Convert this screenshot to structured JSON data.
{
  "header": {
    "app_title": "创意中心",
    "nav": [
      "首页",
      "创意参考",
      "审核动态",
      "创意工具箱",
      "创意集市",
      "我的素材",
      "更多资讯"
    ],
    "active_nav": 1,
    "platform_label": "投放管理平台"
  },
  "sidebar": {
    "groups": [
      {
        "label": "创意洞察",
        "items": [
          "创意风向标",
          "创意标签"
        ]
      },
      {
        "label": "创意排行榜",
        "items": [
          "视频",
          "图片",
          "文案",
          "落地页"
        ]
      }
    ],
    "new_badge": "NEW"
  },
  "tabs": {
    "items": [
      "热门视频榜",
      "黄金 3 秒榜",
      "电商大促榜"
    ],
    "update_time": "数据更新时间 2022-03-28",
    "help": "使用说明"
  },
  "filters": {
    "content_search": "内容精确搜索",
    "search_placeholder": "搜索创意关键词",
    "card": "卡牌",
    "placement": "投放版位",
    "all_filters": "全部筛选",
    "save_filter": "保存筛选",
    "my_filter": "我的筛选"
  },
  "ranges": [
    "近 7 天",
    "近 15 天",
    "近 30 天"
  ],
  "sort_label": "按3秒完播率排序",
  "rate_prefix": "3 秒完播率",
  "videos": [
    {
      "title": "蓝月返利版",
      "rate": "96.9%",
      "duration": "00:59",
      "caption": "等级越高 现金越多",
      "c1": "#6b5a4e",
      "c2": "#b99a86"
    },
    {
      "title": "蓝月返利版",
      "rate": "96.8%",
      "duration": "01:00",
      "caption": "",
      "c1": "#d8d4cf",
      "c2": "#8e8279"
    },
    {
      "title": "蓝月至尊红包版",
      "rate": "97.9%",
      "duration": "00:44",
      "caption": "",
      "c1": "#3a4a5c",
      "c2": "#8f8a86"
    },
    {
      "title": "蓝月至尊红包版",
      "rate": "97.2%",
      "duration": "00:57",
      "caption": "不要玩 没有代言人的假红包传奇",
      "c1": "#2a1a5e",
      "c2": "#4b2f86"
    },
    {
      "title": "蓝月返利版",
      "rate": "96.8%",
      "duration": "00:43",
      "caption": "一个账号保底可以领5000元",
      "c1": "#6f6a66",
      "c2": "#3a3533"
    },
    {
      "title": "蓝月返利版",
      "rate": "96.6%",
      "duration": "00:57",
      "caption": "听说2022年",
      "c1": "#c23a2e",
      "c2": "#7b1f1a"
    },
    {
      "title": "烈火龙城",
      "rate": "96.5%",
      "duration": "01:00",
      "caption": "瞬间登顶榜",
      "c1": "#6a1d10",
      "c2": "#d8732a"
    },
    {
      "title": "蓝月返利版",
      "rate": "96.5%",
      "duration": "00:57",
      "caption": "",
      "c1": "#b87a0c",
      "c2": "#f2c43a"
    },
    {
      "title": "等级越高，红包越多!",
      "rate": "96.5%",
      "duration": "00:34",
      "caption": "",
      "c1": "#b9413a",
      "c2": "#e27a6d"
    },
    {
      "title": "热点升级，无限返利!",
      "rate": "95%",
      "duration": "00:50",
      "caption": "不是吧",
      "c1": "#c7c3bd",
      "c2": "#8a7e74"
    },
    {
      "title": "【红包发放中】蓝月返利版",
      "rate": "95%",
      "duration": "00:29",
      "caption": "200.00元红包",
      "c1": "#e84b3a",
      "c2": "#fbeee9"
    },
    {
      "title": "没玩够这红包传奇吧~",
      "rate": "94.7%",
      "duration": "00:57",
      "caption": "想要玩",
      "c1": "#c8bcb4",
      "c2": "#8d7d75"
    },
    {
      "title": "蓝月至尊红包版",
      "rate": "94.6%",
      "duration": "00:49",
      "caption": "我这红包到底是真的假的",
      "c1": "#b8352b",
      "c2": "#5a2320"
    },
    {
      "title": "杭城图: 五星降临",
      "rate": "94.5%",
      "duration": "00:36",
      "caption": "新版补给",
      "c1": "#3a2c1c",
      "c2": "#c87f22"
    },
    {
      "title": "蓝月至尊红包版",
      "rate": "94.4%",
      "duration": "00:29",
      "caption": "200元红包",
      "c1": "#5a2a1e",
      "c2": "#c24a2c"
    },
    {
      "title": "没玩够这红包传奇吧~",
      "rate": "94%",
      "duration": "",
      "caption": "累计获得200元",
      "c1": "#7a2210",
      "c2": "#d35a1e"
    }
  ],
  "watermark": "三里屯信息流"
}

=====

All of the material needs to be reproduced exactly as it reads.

- **Answer to this task**:
Convert this screenshot to structured JSON data.
{
  "header": {
    "app_title": "创意中心",
    "nav": [
      "首页",
      "创意参考",
      "审核动态",
      "创意工具箱",
      "创意集市",
      "我的素材",
      "更多资讯"
    ],
    "active_nav": 1,
    "platform_label": "投放管理平台"
  },
  "sidebar": {
    "groups": [
      {
        "label": "创意洞察",
        "items": [
          "创意风向标",
          "创意标签"
        ]
      },
      {
        "label": "创意排行榜",
        "items": [
          "视频",
          "图片",
          "文案",
          "落地页"
        ]
      }
    ],
    "new_badge": "NEW"
  },
  "tabs": {
    "items": [
      "热门视频榜",
      "黄金 3 秒榜",
      "电商大促榜"
    ],
    "update_time": "数据更新时间 2022-03-28",
    "help": "使用说明"
  },
  "filters": {
    "content_search": "内容精确搜索",
    "search_placeholder": "搜索创意关键词",
    "card": "卡牌",
    "placement": "投放版位",
    "all_filters": "全部筛选",
    "save_filter": "保存筛选",
    "my_filter": "我的筛选"
  },
  "ranges": [
    "近 7 天",
    "近 15 天",
    "近 30 天"
  ],
  "sort_label": "按3秒完播率排序",
  "rate_prefix": "3 秒完播率",
  "videos": [
    {
      "title": "蓝月返利版",
      "rate": "96.9%",
      "duration": "00:59",
      "caption": "等级越高 现金越多",
      "c1": "#6b5a4e",
      "c2": "#b99a86"
    },
    {
      "title": "蓝月返利版",
      "rate": "96.8%",
      "duration": "01:00",
      "caption": "",
      "c1": "#d8d4cf",
      "c2": "#8e8279"
    },
    {
      "title": "蓝月至尊红包版",
      "rate": "97.9%",
      "duration": "00:44",
      "caption": "",
      "c1": "#3a4a5c",
      "c2": "#8f8a86"
    },
    {
      "title": "蓝月至尊红包版",
      "rate": "97.2%",
      "duration": "00:57",
      "caption": "不要玩 没有代言人的假红包传奇",
      "c1": "#2a1a5e",
      "c2": "#4b2f86"
    },
    {
      "title": "蓝月返利版",
      "rate": "96.8%",
      "duration": "00:43",
      "caption": "一个账号保底可以领5000元",
      "c1": "#6f6a66",
      "c2": "#3a3533"
    },
    {
      "title": "蓝月返利版",
      "rate": "96.6%",
      "duration": "00:57",
      "caption": "听说2022年",
      "c1": "#c23a2e",
      "c2": "#7b1f1a"
    },
    {
      "title": "烈火龙城",
      "rate": "96.5%",
      "duration": "01:00",
      "caption": "瞬间登顶榜",
      "c1": "#6a1d10",
      "c2": "#d8732a"
    },
    {
      "title": "蓝月返利版",
      "rate": "96.5%",
      "duration": "00:57",
      "caption": "",
      "c1": "#b87a0c",
      "c2": "#f2c43a"
    },
    {
      "title": "等级越高，红包越多!",
      "rate": "96.5%",
      "duration": "00:34",
      "caption": "",
      "c1": "#b9413a",
      "c2": "#e27a6d"
    },
    {
      "title": "热点升级，无限返利!",
      "rate": "95%",
      "duration": "00:50",
      "caption": "不是吧",
      "c1": "#c7c3bd",
      "c2": "#8a7e74"
    },
    {
      "title": "【红包发放中】蓝月返利版",
      "rate": "95%",
      "duration": "00:29",
      "caption": "200.00元红包",
      "c1": "#e84b3a",
      "c2": "#fbeee9"
    },
    {
      "title": "没玩够这红包传奇吧~",
      "rate": "94.7%",
      "duration": "00:57",
      "caption": "想要玩",
      "c1": "#c8bcb4",
      "c2": "#8d7d75"
    },
    {
      "title": "蓝月至尊红包版",
      "rate": "94.6%",
      "duration": "00:49",
      "caption": "我这红包到底是真的假的",
      "c1": "#b8352b",
      "c2": "#5a2320"
    },
    {
      "title": "杭城图: 五星降临",
      "rate": "94.5%",
      "duration": "00:36",
      "caption": "新版补给",
      "c1": "#3a2c1c",
      "c2": "#c87f22"
    },
    {
      "title": "蓝月至尊红包版",
      "rate": "94.4%",
      "duration": "00:29",
      "caption": "200元红包",
      "c1": "#5a2a1e",
      "c2": "#c24a2c"
    },
    {
      "title": "没玩够这红包传奇吧~",
      "rate": "94%",
      "duration": "",
      "caption": "累计获得200元",
      "c1": "#7a2210",
      "c2": "#d35a1e"
    }
  ],
  "watermark": "三里屯信息流"
}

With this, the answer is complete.